BEGIN Provided records

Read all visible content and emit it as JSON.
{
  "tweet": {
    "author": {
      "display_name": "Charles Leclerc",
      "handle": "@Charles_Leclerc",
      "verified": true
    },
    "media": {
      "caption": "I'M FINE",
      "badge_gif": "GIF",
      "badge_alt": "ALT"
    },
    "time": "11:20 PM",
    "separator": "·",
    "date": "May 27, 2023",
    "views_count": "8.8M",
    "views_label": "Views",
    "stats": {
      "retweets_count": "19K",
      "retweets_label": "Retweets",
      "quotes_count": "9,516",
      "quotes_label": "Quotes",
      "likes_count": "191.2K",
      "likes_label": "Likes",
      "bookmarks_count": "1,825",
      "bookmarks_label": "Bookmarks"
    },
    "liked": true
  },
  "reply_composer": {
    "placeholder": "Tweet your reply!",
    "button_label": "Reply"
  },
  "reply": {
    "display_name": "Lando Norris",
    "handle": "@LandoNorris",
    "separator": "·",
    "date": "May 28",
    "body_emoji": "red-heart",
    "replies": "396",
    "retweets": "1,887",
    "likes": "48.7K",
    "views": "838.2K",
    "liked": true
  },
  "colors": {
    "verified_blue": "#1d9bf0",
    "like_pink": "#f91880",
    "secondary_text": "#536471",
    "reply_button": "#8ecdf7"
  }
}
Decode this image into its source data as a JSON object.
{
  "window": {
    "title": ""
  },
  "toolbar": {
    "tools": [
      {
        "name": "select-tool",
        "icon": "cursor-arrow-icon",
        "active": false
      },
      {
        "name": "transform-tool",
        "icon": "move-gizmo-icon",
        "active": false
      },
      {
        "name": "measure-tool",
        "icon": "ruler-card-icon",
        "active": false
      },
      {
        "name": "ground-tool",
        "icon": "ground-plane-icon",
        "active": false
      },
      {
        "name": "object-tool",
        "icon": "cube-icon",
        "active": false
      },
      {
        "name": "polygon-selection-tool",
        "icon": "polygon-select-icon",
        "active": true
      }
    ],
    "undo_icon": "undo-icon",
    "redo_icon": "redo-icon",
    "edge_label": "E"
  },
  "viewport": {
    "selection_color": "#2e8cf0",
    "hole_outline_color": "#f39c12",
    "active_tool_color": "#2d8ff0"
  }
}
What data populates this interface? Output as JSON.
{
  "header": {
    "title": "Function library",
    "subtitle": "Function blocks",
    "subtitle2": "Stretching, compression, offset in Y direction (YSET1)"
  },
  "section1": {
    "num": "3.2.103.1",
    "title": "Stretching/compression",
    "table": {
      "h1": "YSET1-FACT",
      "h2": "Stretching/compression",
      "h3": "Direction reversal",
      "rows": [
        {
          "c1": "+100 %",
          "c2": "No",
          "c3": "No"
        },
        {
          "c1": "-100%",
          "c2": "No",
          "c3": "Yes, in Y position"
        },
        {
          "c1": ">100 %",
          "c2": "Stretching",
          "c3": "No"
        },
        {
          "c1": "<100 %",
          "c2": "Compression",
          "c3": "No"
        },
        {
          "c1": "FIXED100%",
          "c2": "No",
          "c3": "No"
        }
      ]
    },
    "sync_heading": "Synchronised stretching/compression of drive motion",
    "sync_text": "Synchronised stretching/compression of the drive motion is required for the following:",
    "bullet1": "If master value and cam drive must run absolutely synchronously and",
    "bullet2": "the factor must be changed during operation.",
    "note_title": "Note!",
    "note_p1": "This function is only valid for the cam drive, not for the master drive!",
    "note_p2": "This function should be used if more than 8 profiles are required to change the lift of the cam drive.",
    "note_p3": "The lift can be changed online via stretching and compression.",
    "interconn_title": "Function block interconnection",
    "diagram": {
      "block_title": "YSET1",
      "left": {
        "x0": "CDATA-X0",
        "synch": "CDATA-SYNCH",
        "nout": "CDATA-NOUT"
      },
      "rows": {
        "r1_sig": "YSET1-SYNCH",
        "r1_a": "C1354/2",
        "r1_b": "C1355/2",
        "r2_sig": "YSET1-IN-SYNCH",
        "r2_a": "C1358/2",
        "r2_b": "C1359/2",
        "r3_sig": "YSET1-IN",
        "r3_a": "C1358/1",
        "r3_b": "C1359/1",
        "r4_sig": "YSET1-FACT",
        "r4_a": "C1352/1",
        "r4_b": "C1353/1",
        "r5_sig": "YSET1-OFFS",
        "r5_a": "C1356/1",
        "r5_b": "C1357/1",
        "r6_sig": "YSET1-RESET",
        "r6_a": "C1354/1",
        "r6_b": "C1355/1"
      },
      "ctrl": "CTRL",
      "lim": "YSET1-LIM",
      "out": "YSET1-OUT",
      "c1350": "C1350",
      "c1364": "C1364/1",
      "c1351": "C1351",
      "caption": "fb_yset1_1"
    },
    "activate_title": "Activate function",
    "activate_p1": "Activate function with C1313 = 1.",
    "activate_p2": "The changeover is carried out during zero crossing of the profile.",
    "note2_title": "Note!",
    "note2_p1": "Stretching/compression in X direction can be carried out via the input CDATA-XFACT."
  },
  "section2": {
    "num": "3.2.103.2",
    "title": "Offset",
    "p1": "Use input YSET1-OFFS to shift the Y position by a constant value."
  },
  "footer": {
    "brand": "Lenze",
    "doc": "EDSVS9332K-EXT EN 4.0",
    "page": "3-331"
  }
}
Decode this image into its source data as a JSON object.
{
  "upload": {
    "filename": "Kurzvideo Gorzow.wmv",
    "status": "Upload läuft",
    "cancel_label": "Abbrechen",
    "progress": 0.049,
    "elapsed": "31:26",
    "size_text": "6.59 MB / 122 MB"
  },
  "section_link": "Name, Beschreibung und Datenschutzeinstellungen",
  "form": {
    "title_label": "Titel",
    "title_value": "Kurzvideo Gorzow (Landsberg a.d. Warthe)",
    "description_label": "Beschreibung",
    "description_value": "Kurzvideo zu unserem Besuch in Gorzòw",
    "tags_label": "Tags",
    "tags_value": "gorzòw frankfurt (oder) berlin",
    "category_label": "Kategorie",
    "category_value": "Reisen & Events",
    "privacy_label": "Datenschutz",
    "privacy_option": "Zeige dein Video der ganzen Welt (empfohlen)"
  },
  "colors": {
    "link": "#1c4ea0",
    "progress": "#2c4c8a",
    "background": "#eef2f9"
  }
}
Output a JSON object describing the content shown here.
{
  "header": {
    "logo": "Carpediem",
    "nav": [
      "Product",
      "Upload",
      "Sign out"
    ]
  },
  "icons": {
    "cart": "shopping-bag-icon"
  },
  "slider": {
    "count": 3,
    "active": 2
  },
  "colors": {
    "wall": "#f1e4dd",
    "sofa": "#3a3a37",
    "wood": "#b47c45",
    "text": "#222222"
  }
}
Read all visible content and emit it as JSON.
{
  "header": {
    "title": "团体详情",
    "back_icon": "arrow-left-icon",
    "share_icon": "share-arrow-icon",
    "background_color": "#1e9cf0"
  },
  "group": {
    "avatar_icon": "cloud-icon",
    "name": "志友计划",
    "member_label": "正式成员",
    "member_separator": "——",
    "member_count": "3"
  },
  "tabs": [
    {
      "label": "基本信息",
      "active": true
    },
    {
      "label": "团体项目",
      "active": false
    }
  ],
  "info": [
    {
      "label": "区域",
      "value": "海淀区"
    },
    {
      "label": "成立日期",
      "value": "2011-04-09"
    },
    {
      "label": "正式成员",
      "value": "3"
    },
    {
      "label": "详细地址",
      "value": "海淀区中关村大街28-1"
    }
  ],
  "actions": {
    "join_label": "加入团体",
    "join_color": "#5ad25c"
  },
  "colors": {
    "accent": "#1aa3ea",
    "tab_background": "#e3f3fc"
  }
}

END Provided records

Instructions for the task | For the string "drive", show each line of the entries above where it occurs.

Response area |
    "sync_heading": "Synchronised stretching/compression of drive motion",
    "sync_text": "Synchronised stretching/compression of the drive motion is required for the following:",
    "bullet1": "If master value and cam drive must run absolutely synchronously and",
    "note_p1": "This function is only valid for the cam drive, not for the master drive!",
    "note_p2": "This function should be used if more than 8 profiles are required to change the lift of the cam drive.",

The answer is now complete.